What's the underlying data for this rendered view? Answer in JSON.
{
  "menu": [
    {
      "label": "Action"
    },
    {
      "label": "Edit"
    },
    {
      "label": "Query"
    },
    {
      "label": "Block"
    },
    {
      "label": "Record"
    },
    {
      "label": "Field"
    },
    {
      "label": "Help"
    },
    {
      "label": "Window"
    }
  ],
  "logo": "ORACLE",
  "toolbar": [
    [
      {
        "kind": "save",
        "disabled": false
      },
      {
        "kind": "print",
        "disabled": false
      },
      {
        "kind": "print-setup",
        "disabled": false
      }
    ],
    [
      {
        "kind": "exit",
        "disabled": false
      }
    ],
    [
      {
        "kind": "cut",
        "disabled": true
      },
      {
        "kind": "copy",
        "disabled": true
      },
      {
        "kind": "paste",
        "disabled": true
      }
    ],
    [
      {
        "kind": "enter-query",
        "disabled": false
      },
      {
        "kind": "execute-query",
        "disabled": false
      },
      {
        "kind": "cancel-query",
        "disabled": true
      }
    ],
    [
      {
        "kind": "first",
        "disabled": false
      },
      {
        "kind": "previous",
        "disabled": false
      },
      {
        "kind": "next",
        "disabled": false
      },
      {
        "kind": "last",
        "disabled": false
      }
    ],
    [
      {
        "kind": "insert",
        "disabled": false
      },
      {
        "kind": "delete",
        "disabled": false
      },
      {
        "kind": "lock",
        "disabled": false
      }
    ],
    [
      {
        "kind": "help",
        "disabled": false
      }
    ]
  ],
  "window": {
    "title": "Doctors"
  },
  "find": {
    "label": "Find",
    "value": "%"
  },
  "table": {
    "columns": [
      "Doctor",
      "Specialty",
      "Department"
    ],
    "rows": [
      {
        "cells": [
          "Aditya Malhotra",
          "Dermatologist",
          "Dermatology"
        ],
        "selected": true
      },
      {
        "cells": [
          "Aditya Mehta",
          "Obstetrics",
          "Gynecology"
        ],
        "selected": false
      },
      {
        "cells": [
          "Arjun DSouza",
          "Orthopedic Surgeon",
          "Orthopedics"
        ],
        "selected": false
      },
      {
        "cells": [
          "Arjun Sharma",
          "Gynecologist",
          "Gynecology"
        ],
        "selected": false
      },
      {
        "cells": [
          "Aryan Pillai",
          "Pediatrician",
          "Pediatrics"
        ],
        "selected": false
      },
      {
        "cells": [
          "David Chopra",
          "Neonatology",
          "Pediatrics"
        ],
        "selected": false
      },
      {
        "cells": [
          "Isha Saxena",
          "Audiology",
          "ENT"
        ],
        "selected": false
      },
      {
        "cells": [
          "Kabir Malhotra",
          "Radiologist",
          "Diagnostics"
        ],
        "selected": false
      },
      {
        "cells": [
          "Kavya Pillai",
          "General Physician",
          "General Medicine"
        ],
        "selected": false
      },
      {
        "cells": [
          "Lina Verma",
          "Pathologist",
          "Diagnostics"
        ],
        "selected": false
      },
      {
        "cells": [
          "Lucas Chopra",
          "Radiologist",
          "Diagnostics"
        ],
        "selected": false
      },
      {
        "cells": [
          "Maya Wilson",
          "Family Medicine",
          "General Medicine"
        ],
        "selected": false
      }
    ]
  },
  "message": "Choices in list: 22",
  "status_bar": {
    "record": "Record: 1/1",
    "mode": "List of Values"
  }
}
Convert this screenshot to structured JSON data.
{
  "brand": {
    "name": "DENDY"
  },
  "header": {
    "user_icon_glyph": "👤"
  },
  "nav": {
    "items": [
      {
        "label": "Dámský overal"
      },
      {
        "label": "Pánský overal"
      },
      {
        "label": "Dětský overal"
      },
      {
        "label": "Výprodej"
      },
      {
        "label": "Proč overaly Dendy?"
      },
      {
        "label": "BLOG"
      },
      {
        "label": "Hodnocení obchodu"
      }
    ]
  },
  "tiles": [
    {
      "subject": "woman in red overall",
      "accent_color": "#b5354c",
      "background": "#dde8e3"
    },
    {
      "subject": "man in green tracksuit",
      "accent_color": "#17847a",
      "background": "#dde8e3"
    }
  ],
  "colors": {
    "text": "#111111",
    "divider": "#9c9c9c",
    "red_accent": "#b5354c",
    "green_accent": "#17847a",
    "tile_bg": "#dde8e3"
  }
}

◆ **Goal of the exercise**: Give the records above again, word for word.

◆ **Problem solution**:
What's the underlying data for this rendered view? Answer in JSON.
{
  "menu": [
    {
      "label": "Action"
    },
    {
      "label": "Edit"
    },
    {
      "label": "Query"
    },
    {
      "label": "Block"
    },
    {
      "label": "Record"
    },
    {
      "label": "Field"
    },
    {
      "label": "Help"
    },
    {
      "label": "Window"
    }
  ],
  "logo": "ORACLE",
  "toolbar": [
    [
      {
        "kind": "save",
        "disabled": false
      },
      {
        "kind": "print",
        "disabled": false
      },
      {
        "kind": "print-setup",
        "disabled": false
      }
    ],
    [
      {
        "kind": "exit",
        "disabled": false
      }
    ],
    [
      {
        "kind": "cut",
        "disabled": true
      },
      {
        "kind": "copy",
        "disabled": true
      },
      {
        "kind": "paste",
        "disabled": true
      }
    ],
    [
      {
        "kind": "enter-query",
        "disabled": false
      },
      {
        "kind": "execute-query",
        "disabled": false
      },
      {
        "kind": "cancel-query",
        "disabled": true
      }
    ],
    [
      {
        "kind": "first",
        "disabled": false
      },
      {
        "kind": "previous",
        "disabled": false
      },
      {
        "kind": "next",
        "disabled": false
      },
      {
        "kind": "last",
        "disabled": false
      }
    ],
    [
      {
        "kind": "insert",
        "disabled": false
      },
      {
        "kind": "delete",
        "disabled": false
      },
      {
        "kind": "lock",
        "disabled": false
      }
    ],
    [
      {
        "kind": "help",
        "disabled": false
      }
    ]
  ],
  "window": {
    "title": "Doctors"
  },
  "find": {
    "label": "Find",
    "value": "%"
  },
  "table": {
    "columns": [
      "Doctor",
      "Specialty",
      "Department"
    ],
    "rows": [
      {
        "cells": [
          "Aditya Malhotra",
          "Dermatologist",
          "Dermatology"
        ],
        "selected": true
      },
      {
        "cells": [
          "Aditya Mehta",
          "Obstetrics",
          "Gynecology"
        ],
        "selected": false
      },
      {
        "cells": [
          "Arjun DSouza",
          "Orthopedic Surgeon",
          "Orthopedics"
        ],
        "selected": false
      },
      {
        "cells": [
          "Arjun Sharma",
          "Gynecologist",
          "Gynecology"
        ],
        "selected": false
      },
      {
        "cells": [
          "Aryan Pillai",
          "Pediatrician",
          "Pediatrics"
        ],
        "selected": false
      },
      {
        "cells": [
          "David Chopra",
          "Neonatology",
          "Pediatrics"
        ],
        "selected": false
      },
      {
        "cells": [
          "Isha Saxena",
          "Audiology",
          "ENT"
        ],
        "selected": false
      },
      {
        "cells": [
          "Kabir Malhotra",
          "Radiologist",
          "Diagnostics"
        ],
        "selected": false
      },
      {
        "cells": [
          "Kavya Pillai",
          "General Physician",
          "General Medicine"
        ],
        "selected": false
      },
      {
        "cells": [
          "Lina Verma",
          "Pathologist",
          "Diagnostics"
        ],
        "selected": false
      },
      {
        "cells": [
          "Lucas Chopra",
          "Radiologist",
          "Diagnostics"
        ],
        "selected": false
      },
      {
        "cells": [
          "Maya Wilson",
          "Family Medicine",
          "General Medicine"
        ],
        "selected": false
      }
    ]
  },
  "message": "Choices in list: 22",
  "status_bar": {
    "record": "Record: 1/1",
    "mode": "List of Values"
  }
}
Convert this screenshot to structured JSON data.
{
  "brand": {
    "name": "DENDY"
  },
  "header": {
    "user_icon_glyph": "👤"
  },
  "nav": {
    "items": [
      {
        "label": "Dámský overal"
      },
      {
        "label": "Pánský overal"
      },
      {
        "label": "Dětský overal"
      },
      {
        "label": "Výprodej"
      },
      {
        "label": "Proč overaly Dendy?"
      },
      {
        "label": "BLOG"
      },
      {
        "label": "Hodnocení obchodu"
      }
    ]
  },
  "tiles": [
    {
      "subject": "woman in red overall",
      "accent_color": "#b5354c",
      "background": "#dde8e3"
    },
    {
      "subject": "man in green tracksuit",
      "accent_color": "#17847a",
      "background": "#dde8e3"
    }
  ],
  "colors": {
    "text": "#111111",
    "divider": "#9c9c9c",
    "red_accent": "#b5354c",
    "green_accent": "#17847a",
    "tile_bg": "#dde8e3"
  }
}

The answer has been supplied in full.